TASK DIRECTIONS
Count lines holding the string "tomorrow" in the data that follows. Reply with one number only.

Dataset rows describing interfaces
►

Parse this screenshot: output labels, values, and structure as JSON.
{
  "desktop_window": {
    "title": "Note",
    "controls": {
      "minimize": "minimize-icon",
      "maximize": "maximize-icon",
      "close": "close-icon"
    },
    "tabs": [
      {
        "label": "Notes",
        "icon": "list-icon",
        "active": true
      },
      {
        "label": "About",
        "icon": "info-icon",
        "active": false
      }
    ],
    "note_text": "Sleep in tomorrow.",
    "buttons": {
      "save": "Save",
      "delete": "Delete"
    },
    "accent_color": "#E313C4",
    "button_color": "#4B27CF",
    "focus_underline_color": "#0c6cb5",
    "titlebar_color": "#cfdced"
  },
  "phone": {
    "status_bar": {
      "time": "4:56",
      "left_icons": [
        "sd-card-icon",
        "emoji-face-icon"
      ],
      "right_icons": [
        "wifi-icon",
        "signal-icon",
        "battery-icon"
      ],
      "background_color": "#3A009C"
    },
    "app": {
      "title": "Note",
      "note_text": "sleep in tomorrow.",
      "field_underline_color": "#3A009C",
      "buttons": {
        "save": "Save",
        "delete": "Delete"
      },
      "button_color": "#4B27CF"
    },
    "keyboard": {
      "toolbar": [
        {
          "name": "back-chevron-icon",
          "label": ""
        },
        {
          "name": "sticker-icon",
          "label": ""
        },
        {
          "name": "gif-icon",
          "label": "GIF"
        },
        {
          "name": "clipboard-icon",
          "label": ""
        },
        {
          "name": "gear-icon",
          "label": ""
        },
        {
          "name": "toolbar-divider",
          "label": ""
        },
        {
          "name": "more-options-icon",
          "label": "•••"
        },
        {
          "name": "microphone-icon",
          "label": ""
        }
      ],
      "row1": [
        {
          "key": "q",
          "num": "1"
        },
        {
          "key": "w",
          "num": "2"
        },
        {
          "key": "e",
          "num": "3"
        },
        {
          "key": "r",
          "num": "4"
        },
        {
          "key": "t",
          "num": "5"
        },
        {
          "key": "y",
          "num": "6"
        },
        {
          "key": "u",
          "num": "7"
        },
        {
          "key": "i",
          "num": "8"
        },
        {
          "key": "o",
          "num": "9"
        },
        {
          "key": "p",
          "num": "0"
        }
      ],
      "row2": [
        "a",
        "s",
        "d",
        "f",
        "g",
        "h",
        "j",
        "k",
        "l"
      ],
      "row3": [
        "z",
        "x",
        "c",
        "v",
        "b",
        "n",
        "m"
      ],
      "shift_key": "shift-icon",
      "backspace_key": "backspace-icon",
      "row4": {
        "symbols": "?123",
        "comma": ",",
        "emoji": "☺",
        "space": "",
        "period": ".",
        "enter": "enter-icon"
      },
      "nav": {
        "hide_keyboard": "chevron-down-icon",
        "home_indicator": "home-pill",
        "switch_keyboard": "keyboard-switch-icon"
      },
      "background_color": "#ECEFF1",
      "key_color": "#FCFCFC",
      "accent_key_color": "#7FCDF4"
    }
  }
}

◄

YOUR SOLUTION
2